As a reader who came to the book forty-something years after it was first published, I found it a fascinating snapshot of a different time. For a long time, I’ve had an interest in how writers lived and worked during the middle of the Twentieth Century (for whatever reason, I’ve been especially interested in New York’s SF scene in the 30s and the London theatre crowd of the 50s), and this seemed like it would be another glimpse into a forgotten time. I’d read a lot of other biographies, autobiographies and memoirs of authors and I was starting to cross-reference the people they were talking about as well as the editors, publishers and producers they were dealing with.
However, I was not expecting to laugh out loud as much as I did. At the time, I was familiar with Hanff’s work through 84, Charing Cross Road and its successor, The Duchess Of Bloomsbury Street; here, though, I had a whole new aspect of her life explained to me. And, while 84, Charing Cross Road remains the only book in existence that I will think less of a person for not enjoying, this is probably my favourite of her books. When I read it, I was trying to break into writing (twenty years later, I can report that nothing much has changed on that front), and Hanff’s recollections of someone who had a much bigger and more influential network than me and was still struggling made me feel a lot better about my own efforts.

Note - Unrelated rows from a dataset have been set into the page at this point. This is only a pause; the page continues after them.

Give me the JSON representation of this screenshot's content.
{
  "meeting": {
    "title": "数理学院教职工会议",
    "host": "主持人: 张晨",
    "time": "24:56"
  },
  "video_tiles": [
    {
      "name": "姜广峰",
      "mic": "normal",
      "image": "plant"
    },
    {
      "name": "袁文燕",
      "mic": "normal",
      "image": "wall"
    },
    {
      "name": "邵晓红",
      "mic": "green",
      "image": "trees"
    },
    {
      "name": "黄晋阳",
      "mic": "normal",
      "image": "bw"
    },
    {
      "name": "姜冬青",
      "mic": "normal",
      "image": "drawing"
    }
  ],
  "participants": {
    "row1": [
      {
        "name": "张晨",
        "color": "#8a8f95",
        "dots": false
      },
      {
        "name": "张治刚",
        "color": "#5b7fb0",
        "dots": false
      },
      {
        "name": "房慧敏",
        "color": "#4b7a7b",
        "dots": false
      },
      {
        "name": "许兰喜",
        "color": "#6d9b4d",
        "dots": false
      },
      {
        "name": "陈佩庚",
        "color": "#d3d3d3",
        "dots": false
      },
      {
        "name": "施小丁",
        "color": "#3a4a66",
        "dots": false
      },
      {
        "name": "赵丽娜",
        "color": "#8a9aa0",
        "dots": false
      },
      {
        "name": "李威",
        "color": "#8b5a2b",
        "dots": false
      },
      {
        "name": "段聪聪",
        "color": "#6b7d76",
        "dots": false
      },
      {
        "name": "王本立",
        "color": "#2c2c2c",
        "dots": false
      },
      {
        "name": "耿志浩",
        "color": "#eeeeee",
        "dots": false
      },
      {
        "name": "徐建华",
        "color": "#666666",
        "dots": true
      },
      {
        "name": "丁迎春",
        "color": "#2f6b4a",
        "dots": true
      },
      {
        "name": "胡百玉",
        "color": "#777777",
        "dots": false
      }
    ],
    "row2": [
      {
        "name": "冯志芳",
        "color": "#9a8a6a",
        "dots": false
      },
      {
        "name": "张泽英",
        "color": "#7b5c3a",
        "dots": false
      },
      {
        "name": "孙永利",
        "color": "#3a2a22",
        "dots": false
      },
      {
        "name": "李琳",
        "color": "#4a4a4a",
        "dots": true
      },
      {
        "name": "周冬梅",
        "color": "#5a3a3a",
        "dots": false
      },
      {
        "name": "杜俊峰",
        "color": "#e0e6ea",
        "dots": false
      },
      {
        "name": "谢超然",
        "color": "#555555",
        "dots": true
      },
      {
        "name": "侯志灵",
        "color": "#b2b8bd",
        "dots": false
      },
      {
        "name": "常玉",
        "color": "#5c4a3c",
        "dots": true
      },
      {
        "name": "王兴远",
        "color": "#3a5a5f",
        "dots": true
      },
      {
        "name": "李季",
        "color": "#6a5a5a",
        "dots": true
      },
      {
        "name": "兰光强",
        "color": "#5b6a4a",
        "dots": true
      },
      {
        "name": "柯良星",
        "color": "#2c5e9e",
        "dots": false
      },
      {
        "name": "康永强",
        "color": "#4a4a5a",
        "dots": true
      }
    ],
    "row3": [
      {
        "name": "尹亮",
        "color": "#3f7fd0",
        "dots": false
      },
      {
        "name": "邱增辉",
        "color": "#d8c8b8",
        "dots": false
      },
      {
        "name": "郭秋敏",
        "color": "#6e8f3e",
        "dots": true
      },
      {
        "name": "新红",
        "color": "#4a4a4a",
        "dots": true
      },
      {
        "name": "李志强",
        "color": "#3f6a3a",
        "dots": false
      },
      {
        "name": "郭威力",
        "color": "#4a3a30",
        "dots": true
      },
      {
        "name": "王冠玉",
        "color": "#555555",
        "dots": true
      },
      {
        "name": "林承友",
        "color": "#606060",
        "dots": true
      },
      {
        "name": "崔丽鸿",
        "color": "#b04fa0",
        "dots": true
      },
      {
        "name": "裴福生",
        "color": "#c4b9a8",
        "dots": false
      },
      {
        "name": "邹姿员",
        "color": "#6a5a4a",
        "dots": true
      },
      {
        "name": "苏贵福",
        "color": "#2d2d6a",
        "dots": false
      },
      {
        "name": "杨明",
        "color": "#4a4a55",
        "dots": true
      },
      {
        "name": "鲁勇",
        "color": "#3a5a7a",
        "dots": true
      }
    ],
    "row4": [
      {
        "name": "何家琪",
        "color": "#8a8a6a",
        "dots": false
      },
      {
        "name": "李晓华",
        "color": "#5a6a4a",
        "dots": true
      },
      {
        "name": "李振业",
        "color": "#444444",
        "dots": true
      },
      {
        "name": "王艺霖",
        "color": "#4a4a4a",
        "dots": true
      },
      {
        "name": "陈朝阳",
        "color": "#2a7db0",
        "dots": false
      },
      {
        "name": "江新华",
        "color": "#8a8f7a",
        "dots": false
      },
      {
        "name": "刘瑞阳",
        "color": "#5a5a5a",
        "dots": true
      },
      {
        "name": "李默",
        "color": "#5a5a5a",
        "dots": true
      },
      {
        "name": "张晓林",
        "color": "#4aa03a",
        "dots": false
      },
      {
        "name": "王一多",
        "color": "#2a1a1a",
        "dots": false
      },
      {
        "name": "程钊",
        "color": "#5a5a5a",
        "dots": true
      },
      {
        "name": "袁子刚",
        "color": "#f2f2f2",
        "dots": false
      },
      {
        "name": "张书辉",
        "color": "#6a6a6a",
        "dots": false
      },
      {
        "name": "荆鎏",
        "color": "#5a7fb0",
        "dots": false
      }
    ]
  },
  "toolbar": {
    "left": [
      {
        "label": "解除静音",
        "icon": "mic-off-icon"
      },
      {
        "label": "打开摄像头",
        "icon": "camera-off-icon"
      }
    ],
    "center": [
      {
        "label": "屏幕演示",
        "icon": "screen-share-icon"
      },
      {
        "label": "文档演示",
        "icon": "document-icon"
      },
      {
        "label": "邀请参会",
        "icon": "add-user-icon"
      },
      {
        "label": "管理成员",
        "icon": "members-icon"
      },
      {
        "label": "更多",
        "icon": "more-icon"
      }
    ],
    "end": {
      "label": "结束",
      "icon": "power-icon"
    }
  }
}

And it’s hilarious while still being very astute about how Hanff dealt with the rejections she was getting. She talks a lot about what she did to support herself while still maintaining herself as a writer (the chapter in which she recounts being an outside reader for a movie studio is wonderful). She’s quite blasé about the process of writing because she understands that each writer needs to find their own rhythm, and that the casual reader is not really interested in how writers go about producing their exalted works. But she effortlessly deflates herself every time she feels that she’s beginning to get a little “mystical” about the process. And, as a neophyte writer who could wax not-terribly-lyrical for ages at a time about the creative process and who had read more books about writing than is generally considered wise, this was a Good Thing.
But what I also love about this book is Hanff’s matter-of-factness, her refusal to let anything get her down: her lack of money; her lack of success; bedbugs; her terrible maths; even a sainted Oxford don who has authored a beloved fantasy text cannot cow her! Her tenacity in reaching for success during one of the most desperate and competitive times in modern history is, if not inspirational, at least guaranteed to make you look at your own situation a little more fondly.
If you would like to find out more about Helene Hanff, take a look at http://www.helenehanff.com/